Out of an abundance of caution, the doctor had the nurse wheel in the EKG machine to test my heart. After all, I was just having panic attacks, right? He read the results and calmly asked the nurse to test it again. He then got close to my face and ordered me to go to the nearest emergency room and tell them I was in AFib. I asked if I could stop to get something to eat first. He said I had to go straight there or he would call 9-1-1.
I knew something was wrong with me, but I didn’t realize my heart was racing over 140 beats per minute and my blood pressure was around 160. I was put on medication to slow my heart rate, lower the blood pressure and thin my blood.
When I returned home there was no one to take care of, just quiet and solitude.
It took several months to get my health on track, a year later I’m doing okay. I still can’t see my wife except through a window, but I call her every day and enjoy what recognition and laughter are available for us.
Looking back, I think I would be more grateful for our time together, however challenging. I touched her often, which reassured her. I learned to focus on the silver linings, and not take things personally. We always were receptive to laughter and enjoyment. She was able to express her appreciation for all my efforts in the house and gardens, efforts she requested and inspired. I was too swamped to focus on my health and well-being. I was fortunate to recover it for the most part. I’m grateful for all I have learned, especially for the Alzheimer’s Disease Support Group I have attended religiously for several years.

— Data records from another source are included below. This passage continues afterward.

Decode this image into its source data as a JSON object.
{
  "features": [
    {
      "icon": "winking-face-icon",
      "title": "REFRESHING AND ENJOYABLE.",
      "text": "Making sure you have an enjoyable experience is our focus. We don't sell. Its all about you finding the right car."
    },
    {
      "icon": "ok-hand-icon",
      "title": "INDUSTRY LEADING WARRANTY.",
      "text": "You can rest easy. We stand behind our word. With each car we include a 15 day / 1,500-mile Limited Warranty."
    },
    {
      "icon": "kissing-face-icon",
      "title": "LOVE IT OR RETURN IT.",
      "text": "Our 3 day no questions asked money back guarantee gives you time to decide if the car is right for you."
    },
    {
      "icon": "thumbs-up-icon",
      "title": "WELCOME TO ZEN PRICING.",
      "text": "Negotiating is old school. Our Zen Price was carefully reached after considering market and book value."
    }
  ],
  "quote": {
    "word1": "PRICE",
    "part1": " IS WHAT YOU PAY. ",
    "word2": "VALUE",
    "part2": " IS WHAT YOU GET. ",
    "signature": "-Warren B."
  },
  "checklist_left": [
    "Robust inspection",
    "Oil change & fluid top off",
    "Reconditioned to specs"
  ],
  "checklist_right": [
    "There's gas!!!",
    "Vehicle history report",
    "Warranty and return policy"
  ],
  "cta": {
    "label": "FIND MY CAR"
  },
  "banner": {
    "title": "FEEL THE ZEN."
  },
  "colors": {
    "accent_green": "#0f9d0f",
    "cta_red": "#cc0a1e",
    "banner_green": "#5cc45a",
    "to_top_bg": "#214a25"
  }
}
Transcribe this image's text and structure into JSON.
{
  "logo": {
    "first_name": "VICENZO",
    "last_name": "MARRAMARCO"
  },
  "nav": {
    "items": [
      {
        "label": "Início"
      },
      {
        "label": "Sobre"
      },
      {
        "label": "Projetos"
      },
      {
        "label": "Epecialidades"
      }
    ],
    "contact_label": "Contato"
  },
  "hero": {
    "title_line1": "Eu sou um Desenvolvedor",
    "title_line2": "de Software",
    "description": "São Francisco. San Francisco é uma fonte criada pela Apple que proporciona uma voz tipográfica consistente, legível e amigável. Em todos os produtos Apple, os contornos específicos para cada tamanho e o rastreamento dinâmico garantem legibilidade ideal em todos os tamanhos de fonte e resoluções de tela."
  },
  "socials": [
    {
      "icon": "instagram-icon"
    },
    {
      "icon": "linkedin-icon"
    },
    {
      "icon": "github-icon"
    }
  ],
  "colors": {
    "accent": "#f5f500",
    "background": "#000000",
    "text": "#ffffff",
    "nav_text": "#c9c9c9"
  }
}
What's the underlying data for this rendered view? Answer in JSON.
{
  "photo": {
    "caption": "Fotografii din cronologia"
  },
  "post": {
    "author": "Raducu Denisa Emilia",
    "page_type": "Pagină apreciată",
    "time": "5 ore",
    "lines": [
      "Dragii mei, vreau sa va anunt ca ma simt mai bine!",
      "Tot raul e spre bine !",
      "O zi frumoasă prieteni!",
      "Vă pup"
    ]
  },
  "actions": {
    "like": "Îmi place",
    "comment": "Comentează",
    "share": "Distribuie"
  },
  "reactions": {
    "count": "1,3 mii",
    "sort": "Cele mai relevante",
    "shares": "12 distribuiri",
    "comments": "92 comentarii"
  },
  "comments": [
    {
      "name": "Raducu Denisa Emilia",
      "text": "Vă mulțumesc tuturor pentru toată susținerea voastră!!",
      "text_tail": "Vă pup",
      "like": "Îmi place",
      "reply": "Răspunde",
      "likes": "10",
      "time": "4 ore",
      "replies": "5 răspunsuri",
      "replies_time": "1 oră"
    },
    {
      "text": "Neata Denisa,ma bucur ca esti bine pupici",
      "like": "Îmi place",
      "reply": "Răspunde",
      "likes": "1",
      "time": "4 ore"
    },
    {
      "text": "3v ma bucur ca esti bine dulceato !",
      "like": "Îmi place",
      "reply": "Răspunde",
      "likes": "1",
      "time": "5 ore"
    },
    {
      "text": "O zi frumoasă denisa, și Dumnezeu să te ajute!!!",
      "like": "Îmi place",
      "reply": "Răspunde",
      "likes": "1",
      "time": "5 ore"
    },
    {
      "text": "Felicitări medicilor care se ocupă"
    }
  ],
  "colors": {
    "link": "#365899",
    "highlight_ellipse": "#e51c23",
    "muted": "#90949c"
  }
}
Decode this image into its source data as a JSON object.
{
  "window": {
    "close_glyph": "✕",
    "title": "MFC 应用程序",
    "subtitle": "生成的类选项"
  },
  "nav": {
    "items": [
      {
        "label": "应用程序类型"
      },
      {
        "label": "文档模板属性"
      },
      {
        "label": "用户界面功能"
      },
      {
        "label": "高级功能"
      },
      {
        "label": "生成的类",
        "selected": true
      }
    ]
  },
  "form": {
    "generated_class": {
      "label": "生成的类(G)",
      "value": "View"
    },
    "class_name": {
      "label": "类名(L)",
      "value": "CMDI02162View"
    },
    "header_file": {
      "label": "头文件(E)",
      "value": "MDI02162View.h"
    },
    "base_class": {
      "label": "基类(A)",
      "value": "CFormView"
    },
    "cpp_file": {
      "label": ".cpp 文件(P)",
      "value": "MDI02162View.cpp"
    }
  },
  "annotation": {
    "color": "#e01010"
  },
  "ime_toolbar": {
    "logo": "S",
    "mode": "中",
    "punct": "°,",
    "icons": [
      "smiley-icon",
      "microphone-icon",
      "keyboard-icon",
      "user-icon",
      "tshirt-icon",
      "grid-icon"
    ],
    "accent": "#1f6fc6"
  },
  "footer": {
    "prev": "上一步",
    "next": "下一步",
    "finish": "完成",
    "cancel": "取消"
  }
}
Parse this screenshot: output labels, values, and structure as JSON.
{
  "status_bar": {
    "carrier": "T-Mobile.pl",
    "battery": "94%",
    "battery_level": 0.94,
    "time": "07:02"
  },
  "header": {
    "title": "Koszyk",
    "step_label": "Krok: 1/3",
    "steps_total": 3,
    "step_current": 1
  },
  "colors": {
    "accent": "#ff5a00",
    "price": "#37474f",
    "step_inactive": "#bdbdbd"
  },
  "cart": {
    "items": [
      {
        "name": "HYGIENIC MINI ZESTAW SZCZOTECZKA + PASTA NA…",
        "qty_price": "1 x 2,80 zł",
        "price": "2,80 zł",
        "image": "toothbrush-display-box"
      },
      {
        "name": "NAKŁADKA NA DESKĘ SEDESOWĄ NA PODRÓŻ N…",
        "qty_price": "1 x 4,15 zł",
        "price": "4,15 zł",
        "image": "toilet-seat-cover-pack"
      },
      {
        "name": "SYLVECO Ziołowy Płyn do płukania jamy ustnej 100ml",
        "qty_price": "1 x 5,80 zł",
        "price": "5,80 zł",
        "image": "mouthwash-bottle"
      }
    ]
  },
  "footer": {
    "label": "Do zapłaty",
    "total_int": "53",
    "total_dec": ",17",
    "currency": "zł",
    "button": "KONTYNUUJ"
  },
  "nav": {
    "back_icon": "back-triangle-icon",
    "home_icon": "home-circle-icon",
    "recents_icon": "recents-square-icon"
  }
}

Craig and his wife, Randie, lived together in Bothell, WA for over 40 years. Randie now resides in Kirkland, WA at an adult family home.